• [Record excerpts]

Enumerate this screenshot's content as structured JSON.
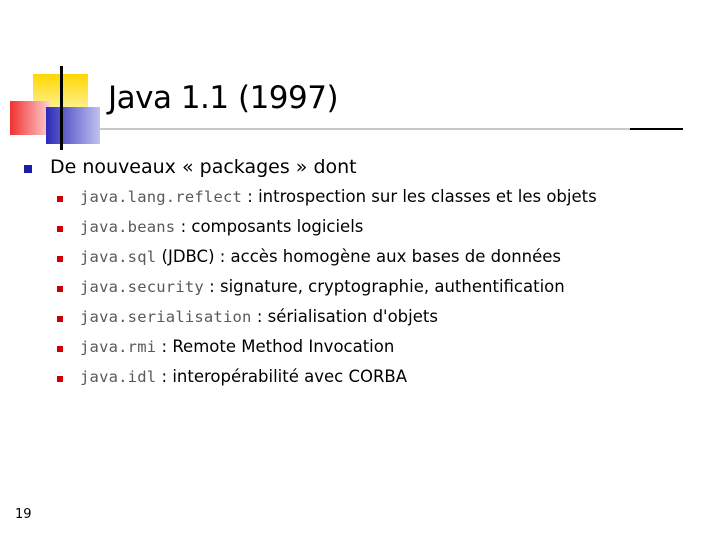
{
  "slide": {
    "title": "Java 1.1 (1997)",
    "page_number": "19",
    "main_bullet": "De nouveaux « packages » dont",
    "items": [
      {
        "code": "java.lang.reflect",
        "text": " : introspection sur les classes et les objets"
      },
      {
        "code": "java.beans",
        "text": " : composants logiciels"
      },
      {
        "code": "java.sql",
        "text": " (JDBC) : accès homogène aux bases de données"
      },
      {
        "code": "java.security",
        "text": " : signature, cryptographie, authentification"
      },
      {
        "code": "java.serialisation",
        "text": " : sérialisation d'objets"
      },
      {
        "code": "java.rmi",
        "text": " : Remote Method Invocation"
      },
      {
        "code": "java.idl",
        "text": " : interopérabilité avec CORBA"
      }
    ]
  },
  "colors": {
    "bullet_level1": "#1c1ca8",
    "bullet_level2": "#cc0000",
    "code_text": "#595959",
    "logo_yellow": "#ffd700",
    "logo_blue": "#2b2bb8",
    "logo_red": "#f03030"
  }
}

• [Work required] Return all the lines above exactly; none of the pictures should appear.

• [Written solution]
Enumerate this screenshot's content as structured JSON.
{
  "slide": {
    "title": "Java 1.1 (1997)",
    "page_number": "19",
    "main_bullet": "De nouveaux « packages » dont",
    "items": [
      {
        "code": "java.lang.reflect",
        "text": " : introspection sur les classes et les objets"
      },
      {
        "code": "java.beans",
        "text": " : composants logiciels"
      },
      {
        "code": "java.sql",
        "text": " (JDBC) : accès homogène aux bases de données"
      },
      {
        "code": "java.security",
        "text": " : signature, cryptographie, authentification"
      },
      {
        "code": "java.serialisation",
        "text": " : sérialisation d'objets"
      },
      {
        "code": "java.rmi",
        "text": " : Remote Method Invocation"
      },
      {
        "code": "java.idl",
        "text": " : interopérabilité avec CORBA"
      }
    ]
  },
  "colors": {
    "bullet_level1": "#1c1ca8",
    "bullet_level2": "#cc0000",
    "code_text": "#595959",
    "logo_yellow": "#ffd700",
    "logo_blue": "#2b2bb8",
    "logo_red": "#f03030"
  }
}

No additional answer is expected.